There seems to be very little doubt that the lion’s share of market participants are beginning 2017 under the assumption that economic growth will improve, inflation expectations will increase and, of course, interest rates will be on the rise. We’re not about to debate any of these assumptions, but the journey on the rate front that we begin on New Year’s Day does not often go according to script . The last three years offer a clear illustration of this phenomenon, and we “won’t get fooled again” if recent history tries to repeat itself.
What exactly is this phenomenon we are referring to? At year-end 2013 through 2015, the U.S. Treasury (UST) 10-Year Yield finished with an upward bias, only to reverse course and visibly decline the following January and February. To provide some perspective: on average, the 10-Year Yield declined by nearly 60 basis points (bps) between the end of December and the first half of February in each of these instances.
Given its similarities in terms of Federal Reserve (Fed) policy to today, let’s look at last year’s experience. In both cases, the Fed lifted its target range for Fed Funds by a ¼ point and forecast additional increases for the following calendar year. Accordingly, the UST market recalibrated its thought process to allow for this development, pushing the 10-Year Yield higher. However, sentiment shifted rather quickly once the calendar turned and the money and bond markets doubted the Fed would tighten quite that aggressively as new headlines hit the news. Indeed, concern began to grow about China’s economy, oil prices plunged, eurozone bank issues surfaced, and here at home, growth was once again underperforming rather noticeably. As a result, the expectation of four rate hikes in 2016 was reduced to one single increase. For 2017, the Fed’s median forecast is for three rate hikes, but the futures market is already discounting that number down to only two, as of this writing. For the record, my base case is for two Fed rate increases as well.

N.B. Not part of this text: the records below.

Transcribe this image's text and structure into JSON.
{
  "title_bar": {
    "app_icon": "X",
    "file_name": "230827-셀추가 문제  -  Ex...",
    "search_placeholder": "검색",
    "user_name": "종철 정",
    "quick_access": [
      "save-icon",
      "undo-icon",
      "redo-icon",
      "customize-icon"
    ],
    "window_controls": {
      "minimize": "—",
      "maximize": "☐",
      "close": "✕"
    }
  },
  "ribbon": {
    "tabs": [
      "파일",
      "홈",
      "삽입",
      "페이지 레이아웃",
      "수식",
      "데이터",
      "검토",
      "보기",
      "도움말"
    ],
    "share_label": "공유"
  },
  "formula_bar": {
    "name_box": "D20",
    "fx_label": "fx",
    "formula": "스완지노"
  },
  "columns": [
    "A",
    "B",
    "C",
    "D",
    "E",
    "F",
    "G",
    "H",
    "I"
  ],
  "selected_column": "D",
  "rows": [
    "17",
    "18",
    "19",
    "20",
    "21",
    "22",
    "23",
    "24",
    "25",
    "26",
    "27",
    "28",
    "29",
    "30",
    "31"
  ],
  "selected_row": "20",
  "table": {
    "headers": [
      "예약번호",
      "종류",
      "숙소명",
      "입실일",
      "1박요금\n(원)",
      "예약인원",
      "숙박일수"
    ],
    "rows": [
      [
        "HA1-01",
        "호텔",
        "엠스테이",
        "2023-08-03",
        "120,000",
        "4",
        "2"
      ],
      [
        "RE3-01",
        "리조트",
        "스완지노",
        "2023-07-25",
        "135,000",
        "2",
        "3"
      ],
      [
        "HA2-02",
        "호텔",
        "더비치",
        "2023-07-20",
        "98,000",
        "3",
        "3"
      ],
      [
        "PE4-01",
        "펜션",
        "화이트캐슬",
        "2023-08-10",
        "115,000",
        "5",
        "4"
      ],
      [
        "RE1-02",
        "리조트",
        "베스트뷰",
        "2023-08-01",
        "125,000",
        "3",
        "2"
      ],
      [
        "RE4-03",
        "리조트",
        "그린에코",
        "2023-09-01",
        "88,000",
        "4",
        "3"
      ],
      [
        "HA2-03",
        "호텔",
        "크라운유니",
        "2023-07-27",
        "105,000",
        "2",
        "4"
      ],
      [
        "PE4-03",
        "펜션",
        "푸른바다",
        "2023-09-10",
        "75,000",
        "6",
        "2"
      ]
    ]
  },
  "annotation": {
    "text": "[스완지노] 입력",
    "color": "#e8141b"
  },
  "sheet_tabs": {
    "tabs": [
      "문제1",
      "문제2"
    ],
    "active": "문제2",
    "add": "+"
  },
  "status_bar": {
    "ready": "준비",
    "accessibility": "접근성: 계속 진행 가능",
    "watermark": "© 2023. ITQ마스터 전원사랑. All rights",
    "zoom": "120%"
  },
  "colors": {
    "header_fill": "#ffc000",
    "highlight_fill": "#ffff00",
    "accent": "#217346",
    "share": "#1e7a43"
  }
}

In the post-election fixed income environment, investors appear to be fixated on the prospect of fiscal stimulus and how that will lead to the Fed raising rates and, in turn, UST yields heading higher as well. This “student body right” mindset does not seem to allow for any negative news that might emerge to cause history to repeat itself in the New Year. Some food for thought on that note: Incoming data is suggesting a slower pace of growth for Q4 real GDP, and core goods inflation in the November Personal Consumption Report had the fourth-largest decline since 1959. Even if history were to repeat itself in 2017, if some form of fiscal stimulus and regulatory relief is delivered later this year, Treasury yields would most likely reverse course. While we will have a new leader in the White House, from a Fed perspective, it’s a case of: “meet the new boss, same as the old boss.”

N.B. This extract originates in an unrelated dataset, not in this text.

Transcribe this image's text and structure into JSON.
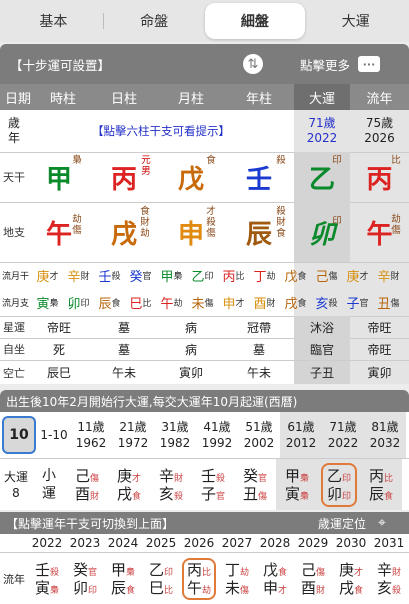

Unless otherwise noted, source is Bloomberg, as of 12/22/2016.
Important Risks Related to this Article
Fixed income investments are subject to interest rate risk; their value will normally decline as interest rates rise. In addition, when interest rates fall, income may decline. Fixed income investments are also subject to credit risk, the risk that the issuer of a bond will fail to pay interest and principal in a timely manner or that negative perceptions of the issuer’s ability to make such payments will cause the price of that bond to decline.